Then when the Professor's amnesia worsens toward the end of the book, it's just heartbreaking. Here is a man who is so kind and thoughtful, and he's already had so much taken from him. Now he's lost the rest, and his eighty-minute memory becomes a zero-minute memory. He lives entirely in the present, which is not as wonderful as it might sound. As a result, Ogawa reminds us that the past has immeasurable value. It helps form our personality and is full of a vast collection of experiences, both good and bad, that contribute to how we understand the universe. The Professor was always happy to meet Root and teach him mathematics. But he would never understand the joy of watching Root grow up over a number of years, never watch Root's love of mathematics blossom into a passion that would lead to teaching math in elementary school. This experience is forever lost to him.
I wouldn't call the ending to The Housekeeper and the Professor sad, but it certainly wasn't happy. Although there is a little romantic tension between the two eponymous characters—and the Professor becomes a strong father figure for Root—this is not a romance, and there is no happily-ever-after. The Professor's anterograde amnesia becomes total, and he loses what small amount of independence he has managed to retain. The Housekeeper and Root must move on to other jobs, must continue on with their lives without the Professor, without his lectures or his mathematics or his note-covered clothing. It's a separation more profound than death, for they must go on with their separate lives, changing and growing even while the Professor continues to forget, and forget, and forget. . . .
Memory is fragile and tenuous, yet oh so important to our conception of self. Yoko Ogawa reminds us of the importance of memory in a fascinating, unassuming way.
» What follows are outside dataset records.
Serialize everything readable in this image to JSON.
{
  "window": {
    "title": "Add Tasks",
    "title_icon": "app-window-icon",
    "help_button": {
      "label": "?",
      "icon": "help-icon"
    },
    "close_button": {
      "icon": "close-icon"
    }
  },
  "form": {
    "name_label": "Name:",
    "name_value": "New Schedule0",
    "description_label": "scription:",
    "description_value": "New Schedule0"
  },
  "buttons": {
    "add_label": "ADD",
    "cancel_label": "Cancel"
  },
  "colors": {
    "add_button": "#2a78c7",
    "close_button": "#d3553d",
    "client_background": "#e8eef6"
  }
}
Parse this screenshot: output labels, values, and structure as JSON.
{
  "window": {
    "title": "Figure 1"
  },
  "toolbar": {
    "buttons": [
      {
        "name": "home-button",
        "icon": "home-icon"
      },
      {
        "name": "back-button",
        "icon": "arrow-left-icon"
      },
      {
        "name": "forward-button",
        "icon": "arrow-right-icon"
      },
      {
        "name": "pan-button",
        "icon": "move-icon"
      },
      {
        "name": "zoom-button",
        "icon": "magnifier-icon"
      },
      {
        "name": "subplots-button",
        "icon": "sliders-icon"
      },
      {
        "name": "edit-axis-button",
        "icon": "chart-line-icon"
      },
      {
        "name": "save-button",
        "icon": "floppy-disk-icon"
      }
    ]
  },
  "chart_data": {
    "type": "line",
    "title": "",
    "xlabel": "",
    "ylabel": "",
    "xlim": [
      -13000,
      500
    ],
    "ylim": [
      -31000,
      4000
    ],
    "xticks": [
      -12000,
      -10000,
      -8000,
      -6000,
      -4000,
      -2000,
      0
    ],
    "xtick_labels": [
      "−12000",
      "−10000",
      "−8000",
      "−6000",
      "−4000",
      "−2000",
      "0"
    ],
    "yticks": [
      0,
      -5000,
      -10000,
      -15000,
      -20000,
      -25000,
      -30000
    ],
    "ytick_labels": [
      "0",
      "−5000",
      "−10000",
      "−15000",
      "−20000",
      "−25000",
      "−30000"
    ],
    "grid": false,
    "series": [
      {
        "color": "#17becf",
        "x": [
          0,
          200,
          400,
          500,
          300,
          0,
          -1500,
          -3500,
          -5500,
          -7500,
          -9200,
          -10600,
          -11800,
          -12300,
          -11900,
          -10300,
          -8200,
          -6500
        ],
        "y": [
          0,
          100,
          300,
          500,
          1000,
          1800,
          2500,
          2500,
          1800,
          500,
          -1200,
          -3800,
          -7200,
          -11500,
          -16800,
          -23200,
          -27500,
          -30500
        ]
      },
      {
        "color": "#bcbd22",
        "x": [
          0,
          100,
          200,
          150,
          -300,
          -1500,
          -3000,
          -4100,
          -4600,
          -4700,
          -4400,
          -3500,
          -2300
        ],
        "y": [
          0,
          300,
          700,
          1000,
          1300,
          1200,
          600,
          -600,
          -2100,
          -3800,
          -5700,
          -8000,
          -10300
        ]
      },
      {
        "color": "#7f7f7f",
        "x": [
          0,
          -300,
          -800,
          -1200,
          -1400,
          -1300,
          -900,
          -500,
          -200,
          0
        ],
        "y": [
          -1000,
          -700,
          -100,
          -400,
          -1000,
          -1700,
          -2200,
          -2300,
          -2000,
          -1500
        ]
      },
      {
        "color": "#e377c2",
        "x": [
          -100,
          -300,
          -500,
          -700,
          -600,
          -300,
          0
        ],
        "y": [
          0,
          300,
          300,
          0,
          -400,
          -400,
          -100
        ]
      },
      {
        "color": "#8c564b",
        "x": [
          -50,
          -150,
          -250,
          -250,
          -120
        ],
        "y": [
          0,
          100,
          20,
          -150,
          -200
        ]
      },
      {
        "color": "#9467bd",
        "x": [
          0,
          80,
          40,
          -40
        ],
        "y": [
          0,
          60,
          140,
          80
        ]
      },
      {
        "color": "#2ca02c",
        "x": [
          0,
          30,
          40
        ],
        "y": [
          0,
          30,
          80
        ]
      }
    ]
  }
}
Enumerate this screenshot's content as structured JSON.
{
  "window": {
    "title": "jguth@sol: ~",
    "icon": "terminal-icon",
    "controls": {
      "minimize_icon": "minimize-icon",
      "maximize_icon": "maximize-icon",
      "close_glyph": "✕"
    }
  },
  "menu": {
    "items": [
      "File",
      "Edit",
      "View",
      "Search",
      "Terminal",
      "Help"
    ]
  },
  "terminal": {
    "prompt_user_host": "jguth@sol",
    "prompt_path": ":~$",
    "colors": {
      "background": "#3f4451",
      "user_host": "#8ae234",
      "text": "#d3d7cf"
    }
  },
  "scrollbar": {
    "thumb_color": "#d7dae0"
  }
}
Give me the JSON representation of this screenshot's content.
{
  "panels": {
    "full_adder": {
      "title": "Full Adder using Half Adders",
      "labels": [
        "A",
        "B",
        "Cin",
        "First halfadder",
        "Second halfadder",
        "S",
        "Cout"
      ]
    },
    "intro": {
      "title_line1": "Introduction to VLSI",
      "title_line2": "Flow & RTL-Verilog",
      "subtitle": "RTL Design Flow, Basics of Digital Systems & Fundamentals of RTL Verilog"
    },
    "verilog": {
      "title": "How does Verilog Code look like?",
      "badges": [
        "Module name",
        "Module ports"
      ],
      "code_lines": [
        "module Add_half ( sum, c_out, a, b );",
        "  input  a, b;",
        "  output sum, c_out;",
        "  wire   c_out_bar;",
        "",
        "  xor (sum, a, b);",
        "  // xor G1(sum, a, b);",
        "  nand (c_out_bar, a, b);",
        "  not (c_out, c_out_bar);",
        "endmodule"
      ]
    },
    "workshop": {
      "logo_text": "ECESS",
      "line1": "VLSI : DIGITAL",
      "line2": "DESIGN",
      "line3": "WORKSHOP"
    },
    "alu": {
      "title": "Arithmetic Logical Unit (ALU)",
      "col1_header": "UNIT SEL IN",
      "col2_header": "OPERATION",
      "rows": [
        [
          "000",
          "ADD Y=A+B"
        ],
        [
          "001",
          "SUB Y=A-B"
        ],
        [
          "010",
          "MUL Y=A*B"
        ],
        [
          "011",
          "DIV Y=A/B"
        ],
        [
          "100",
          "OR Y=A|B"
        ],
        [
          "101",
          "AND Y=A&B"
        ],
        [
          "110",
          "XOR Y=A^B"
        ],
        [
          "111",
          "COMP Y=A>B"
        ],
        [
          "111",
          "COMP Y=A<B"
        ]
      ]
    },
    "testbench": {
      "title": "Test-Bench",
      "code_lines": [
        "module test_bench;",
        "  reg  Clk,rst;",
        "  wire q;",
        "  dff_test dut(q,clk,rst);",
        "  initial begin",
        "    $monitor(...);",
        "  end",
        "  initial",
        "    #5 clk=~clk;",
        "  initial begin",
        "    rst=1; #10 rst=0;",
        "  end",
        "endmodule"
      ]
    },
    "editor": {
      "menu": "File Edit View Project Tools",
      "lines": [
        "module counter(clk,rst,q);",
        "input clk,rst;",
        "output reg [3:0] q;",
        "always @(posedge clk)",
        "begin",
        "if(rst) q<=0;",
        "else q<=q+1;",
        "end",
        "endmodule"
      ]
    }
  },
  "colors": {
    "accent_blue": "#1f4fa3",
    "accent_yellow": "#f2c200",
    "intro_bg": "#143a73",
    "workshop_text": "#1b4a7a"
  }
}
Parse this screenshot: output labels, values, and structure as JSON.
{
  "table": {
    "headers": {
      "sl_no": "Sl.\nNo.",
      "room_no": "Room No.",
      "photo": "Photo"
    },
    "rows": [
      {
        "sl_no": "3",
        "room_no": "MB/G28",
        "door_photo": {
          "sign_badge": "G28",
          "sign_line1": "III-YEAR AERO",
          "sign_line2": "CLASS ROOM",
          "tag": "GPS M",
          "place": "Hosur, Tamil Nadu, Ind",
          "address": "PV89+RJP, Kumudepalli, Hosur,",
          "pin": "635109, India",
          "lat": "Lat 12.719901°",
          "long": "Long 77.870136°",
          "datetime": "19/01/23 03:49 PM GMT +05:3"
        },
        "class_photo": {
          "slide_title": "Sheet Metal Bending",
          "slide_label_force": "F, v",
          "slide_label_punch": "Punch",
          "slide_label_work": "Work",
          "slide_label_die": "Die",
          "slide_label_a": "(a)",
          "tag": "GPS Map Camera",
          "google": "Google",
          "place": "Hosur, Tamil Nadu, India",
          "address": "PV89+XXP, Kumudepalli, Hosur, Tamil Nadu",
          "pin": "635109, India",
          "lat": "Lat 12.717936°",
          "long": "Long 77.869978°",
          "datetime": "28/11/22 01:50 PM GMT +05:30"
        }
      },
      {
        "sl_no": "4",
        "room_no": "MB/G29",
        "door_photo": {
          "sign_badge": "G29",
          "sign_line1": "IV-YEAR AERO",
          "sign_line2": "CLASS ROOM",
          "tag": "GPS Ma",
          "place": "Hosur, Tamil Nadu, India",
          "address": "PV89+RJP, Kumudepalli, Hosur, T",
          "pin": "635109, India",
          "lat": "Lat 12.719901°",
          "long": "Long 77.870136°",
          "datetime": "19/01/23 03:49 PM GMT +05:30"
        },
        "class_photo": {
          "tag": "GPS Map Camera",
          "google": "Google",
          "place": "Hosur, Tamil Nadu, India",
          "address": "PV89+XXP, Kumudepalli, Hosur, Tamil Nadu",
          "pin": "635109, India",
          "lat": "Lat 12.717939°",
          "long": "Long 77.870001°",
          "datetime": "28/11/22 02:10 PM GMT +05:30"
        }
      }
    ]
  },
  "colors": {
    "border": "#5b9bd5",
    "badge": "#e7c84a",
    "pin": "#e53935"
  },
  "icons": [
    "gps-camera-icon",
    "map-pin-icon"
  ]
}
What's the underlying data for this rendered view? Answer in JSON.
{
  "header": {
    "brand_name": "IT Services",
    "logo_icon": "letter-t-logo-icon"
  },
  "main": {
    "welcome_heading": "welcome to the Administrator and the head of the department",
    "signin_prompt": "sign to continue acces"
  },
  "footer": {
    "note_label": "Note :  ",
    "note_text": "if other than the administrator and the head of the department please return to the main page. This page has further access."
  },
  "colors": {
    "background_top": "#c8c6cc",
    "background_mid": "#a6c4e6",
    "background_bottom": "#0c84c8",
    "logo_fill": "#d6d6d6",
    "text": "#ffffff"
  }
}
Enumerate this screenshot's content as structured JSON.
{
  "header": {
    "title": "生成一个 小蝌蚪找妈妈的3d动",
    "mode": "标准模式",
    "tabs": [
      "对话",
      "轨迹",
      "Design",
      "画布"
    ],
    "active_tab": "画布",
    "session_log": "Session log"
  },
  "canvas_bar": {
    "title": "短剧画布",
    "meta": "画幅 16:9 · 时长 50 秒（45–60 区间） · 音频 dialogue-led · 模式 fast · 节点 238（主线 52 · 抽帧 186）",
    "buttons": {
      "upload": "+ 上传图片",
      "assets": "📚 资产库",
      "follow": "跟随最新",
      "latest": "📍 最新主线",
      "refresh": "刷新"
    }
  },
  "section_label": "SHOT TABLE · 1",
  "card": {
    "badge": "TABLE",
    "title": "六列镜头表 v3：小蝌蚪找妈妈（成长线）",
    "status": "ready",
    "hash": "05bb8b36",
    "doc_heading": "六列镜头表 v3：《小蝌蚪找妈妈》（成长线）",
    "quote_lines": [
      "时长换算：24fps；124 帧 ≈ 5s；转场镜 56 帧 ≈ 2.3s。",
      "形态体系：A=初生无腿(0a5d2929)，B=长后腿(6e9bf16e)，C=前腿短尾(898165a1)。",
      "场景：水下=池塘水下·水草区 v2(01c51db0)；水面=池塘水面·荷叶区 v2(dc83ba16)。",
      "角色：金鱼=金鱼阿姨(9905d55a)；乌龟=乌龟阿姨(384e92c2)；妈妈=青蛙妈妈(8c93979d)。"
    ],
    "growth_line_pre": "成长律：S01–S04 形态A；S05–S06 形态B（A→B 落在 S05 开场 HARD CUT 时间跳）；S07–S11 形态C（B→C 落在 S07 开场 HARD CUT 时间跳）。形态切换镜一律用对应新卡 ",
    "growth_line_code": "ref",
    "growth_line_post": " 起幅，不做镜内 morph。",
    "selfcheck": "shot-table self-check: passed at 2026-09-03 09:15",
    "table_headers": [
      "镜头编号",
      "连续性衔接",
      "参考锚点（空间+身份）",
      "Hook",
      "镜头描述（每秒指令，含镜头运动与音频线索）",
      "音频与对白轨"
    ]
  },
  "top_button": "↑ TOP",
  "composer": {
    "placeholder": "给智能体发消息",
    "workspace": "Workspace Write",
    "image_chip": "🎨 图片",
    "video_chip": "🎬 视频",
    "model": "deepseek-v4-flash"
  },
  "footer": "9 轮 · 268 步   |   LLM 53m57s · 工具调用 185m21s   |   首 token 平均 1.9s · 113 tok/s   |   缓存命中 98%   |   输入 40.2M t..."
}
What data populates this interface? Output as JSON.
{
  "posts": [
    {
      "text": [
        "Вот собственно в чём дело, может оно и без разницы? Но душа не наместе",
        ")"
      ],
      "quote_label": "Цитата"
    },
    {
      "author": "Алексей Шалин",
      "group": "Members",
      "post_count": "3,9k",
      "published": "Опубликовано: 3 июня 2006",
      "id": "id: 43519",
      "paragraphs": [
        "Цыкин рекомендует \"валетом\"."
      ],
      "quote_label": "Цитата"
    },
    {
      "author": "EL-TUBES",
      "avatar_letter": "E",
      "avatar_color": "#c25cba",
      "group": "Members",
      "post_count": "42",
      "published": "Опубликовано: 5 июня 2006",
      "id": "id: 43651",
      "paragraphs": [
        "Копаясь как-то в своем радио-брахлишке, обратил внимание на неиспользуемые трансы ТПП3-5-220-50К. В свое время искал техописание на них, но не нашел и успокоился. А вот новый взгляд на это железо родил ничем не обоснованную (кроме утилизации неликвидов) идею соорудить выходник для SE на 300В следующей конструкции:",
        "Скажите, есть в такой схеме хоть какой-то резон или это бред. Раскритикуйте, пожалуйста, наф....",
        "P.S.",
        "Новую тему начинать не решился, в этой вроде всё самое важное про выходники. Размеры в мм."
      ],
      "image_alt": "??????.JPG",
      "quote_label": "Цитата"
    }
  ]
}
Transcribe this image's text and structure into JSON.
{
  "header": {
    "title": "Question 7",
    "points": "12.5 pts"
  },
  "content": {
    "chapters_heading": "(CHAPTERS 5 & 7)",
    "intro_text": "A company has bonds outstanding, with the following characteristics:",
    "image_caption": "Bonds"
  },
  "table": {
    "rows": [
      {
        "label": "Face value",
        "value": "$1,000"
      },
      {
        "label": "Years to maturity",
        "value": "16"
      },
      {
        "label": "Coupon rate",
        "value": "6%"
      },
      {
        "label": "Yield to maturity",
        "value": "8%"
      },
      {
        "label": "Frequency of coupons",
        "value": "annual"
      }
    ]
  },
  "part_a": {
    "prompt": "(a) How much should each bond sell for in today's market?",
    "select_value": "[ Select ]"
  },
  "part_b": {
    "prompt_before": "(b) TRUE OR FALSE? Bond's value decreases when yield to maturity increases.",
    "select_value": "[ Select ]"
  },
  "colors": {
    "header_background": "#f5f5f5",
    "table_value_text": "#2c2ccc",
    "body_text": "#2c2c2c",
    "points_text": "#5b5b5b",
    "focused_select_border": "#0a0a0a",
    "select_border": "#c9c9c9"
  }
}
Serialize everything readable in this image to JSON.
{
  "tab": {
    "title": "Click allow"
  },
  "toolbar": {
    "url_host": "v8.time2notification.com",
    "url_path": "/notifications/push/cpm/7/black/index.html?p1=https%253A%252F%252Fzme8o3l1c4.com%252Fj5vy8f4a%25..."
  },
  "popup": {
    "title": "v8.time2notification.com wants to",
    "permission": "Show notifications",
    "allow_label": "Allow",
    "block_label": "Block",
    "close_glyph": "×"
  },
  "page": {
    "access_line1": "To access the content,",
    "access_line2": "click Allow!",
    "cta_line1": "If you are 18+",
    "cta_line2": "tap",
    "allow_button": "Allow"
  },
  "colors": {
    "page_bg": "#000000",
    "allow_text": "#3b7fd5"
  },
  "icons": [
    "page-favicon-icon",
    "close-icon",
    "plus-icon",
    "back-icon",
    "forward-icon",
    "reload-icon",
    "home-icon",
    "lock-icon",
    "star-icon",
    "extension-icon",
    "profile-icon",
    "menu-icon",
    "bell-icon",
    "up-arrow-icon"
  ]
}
The Housekeeper and the Professor is a whisper of a novel, something that will take root in your mind and blossom into a fond memory.